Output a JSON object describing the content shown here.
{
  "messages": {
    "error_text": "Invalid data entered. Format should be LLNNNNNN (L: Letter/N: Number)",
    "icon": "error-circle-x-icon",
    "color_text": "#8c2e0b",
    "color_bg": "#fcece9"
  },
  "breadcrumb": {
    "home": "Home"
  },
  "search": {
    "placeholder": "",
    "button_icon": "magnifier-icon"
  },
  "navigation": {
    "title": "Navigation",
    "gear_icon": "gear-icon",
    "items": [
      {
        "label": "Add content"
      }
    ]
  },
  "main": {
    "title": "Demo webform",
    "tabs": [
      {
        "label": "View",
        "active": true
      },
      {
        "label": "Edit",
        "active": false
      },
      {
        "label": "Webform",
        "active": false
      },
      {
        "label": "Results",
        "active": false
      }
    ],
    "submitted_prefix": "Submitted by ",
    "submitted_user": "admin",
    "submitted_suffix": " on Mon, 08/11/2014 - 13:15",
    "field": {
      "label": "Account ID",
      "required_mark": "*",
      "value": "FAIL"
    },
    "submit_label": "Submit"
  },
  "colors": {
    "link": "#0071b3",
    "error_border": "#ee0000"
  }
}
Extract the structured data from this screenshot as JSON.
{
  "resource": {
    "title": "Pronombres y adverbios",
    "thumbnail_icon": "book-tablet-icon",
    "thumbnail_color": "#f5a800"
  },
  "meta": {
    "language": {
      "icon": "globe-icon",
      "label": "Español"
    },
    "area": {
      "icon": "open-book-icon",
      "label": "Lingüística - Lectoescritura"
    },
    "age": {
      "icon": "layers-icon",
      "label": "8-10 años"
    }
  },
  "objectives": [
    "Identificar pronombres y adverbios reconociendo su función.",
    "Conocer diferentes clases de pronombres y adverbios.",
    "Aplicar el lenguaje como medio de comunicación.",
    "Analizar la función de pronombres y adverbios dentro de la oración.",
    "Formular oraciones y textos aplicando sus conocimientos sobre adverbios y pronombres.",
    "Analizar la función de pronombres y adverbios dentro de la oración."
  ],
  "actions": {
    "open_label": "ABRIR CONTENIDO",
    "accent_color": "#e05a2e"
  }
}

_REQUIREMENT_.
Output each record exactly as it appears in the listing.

_EXERCISE OUTPUT_.
Output a JSON object describing the content shown here.
{
  "messages": {
    "error_text": "Invalid data entered. Format should be LLNNNNNN (L: Letter/N: Number)",
    "icon": "error-circle-x-icon",
    "color_text": "#8c2e0b",
    "color_bg": "#fcece9"
  },
  "breadcrumb": {
    "home": "Home"
  },
  "search": {
    "placeholder": "",
    "button_icon": "magnifier-icon"
  },
  "navigation": {
    "title": "Navigation",
    "gear_icon": "gear-icon",
    "items": [
      {
        "label": "Add content"
      }
    ]
  },
  "main": {
    "title": "Demo webform",
    "tabs": [
      {
        "label": "View",
        "active": true
      },
      {
        "label": "Edit",
        "active": false
      },
      {
        "label": "Webform",
        "active": false
      },
      {
        "label": "Results",
        "active": false
      }
    ],
    "submitted_prefix": "Submitted by ",
    "submitted_user": "admin",
    "submitted_suffix": " on Mon, 08/11/2014 - 13:15",
    "field": {
      "label": "Account ID",
      "required_mark": "*",
      "value": "FAIL"
    },
    "submit_label": "Submit"
  },
  "colors": {
    "link": "#0071b3",
    "error_border": "#ee0000"
  }
}
Extract the structured data from this screenshot as JSON.
{
  "resource": {
    "title": "Pronombres y adverbios",
    "thumbnail_icon": "book-tablet-icon",
    "thumbnail_color": "#f5a800"
  },
  "meta": {
    "language": {
      "icon": "globe-icon",
      "label": "Español"
    },
    "area": {
      "icon": "open-book-icon",
      "label": "Lingüística - Lectoescritura"
    },
    "age": {
      "icon": "layers-icon",
      "label": "8-10 años"
    }
  },
  "objectives": [
    "Identificar pronombres y adverbios reconociendo su función.",
    "Conocer diferentes clases de pronombres y adverbios.",
    "Aplicar el lenguaje como medio de comunicación.",
    "Analizar la función de pronombres y adverbios dentro de la oración.",
    "Formular oraciones y textos aplicando sus conocimientos sobre adverbios y pronombres.",
    "Analizar la función de pronombres y adverbios dentro de la oración."
  ],
  "actions": {
    "open_label": "ABRIR CONTENIDO",
    "accent_color": "#e05a2e"
  }
}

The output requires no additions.